Olaparib has the potential to make “a huge impact”, giving a better chance of survival to newly diagnosed Ovarian cancer patients. A new report suggests that Up to 600 women with a hereditary type of the disease could benefit each year. The drug was approved post its trial. The trial showed it could delay progression of the disease for three years. Olaparib is for women with advanced ovarian, fallopian-tube or peritoneal cancer who have a specific gene mutation – Brca – inherited from parents, which increases the risk of breast and ovarian cancer.
Approximately, five to 15 out of every 100 women with ovarian cancer have this faulty gene there are concerns that less than a third of women with the disease in the UK are being tested for it. Olaparib has been available in the UK only to women who have already had at least three separate rounds of chemotherapy.
Patients like Florence Wilks., who were diagnosed with advanced ovarian cancer at a later stage, after experiencing symptoms such as extreme tiredness and backache for a couple of years, have largely benefited from this drug, getting an extension on their life span.
Olaparib, made by AstraZeneca, which is a pioneer type of cancer drug called a PARP inhibitor, works by targeting an inherited genetic fault, causing cancer cells to die.
Charity Ovarian Cancer Action said the news was “a huge advancement in how we treat the disease” – but too many women were missing out on genetic testing in order to access the drug, despite government guidelines.

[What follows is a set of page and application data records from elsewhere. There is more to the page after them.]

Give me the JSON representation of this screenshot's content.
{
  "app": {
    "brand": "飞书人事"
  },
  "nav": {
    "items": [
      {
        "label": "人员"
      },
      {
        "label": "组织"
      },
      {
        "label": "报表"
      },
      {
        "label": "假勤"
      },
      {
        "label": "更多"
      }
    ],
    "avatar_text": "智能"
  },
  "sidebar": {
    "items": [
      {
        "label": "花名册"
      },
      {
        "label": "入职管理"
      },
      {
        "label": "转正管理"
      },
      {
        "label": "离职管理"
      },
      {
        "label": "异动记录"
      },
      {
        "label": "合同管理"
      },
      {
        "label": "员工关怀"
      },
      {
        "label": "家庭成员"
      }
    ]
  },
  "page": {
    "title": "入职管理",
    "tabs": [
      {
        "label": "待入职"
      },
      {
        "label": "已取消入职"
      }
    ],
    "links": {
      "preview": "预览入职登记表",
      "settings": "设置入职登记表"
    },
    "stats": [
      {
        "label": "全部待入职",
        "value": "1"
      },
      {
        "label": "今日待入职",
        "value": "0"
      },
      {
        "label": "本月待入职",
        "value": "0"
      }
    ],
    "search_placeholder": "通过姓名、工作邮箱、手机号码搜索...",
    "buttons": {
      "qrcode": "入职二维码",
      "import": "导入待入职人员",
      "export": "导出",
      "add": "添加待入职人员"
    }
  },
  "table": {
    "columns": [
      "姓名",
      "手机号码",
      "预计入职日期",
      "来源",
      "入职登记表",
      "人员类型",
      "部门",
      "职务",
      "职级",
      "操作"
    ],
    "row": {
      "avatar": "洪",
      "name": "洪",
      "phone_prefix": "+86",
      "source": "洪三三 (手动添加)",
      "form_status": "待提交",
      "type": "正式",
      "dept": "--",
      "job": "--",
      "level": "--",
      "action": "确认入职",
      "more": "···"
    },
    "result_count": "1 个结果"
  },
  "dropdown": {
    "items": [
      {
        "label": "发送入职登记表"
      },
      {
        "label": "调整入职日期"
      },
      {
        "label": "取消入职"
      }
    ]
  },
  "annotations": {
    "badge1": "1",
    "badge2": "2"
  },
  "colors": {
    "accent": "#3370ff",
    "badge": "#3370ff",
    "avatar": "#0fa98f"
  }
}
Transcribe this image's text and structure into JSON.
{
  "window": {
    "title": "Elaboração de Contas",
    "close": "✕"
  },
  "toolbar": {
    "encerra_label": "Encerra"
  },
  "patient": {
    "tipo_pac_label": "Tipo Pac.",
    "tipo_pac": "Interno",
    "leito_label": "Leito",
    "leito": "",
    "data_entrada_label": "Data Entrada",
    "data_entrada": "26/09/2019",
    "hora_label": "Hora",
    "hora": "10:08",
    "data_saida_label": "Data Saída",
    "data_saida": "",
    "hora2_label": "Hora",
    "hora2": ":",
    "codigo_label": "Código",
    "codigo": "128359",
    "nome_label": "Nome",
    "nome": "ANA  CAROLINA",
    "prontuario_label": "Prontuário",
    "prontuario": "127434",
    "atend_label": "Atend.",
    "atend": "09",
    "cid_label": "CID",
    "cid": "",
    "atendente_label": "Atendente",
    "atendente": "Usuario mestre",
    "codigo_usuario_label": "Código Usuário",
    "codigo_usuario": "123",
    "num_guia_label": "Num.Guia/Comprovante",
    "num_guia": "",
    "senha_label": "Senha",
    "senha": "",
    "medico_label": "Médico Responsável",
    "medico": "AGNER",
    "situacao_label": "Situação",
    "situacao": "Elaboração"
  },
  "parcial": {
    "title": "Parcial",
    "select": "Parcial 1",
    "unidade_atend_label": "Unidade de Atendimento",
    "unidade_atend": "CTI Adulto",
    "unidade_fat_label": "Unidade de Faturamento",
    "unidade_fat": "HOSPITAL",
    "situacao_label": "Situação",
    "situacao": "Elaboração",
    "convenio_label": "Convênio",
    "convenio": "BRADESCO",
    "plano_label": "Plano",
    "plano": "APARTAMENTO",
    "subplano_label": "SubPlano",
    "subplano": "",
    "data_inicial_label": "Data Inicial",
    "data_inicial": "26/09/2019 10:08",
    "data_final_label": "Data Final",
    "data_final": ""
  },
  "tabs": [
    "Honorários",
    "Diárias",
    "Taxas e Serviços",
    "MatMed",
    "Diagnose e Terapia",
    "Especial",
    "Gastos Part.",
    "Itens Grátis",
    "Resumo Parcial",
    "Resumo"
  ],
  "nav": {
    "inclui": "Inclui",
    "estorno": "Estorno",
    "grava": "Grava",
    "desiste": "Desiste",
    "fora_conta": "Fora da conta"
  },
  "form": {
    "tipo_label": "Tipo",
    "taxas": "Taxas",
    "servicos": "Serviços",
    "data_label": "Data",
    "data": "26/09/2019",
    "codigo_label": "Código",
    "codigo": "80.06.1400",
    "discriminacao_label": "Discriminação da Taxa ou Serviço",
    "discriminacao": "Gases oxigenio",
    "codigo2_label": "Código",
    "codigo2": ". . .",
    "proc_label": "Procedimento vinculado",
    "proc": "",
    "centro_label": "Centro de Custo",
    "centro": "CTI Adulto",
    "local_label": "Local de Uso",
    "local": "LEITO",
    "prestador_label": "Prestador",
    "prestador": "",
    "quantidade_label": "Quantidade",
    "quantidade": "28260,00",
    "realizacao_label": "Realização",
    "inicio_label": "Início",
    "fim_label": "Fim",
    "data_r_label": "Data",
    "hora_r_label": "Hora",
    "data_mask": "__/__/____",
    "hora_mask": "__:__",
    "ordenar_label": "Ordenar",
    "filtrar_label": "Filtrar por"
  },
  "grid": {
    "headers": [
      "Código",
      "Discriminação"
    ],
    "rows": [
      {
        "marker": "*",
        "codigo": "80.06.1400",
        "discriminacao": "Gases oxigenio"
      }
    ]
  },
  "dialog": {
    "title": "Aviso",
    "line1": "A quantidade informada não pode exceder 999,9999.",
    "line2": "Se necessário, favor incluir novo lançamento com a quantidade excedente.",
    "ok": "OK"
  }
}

Olaparib is available immediately in England for this purpose.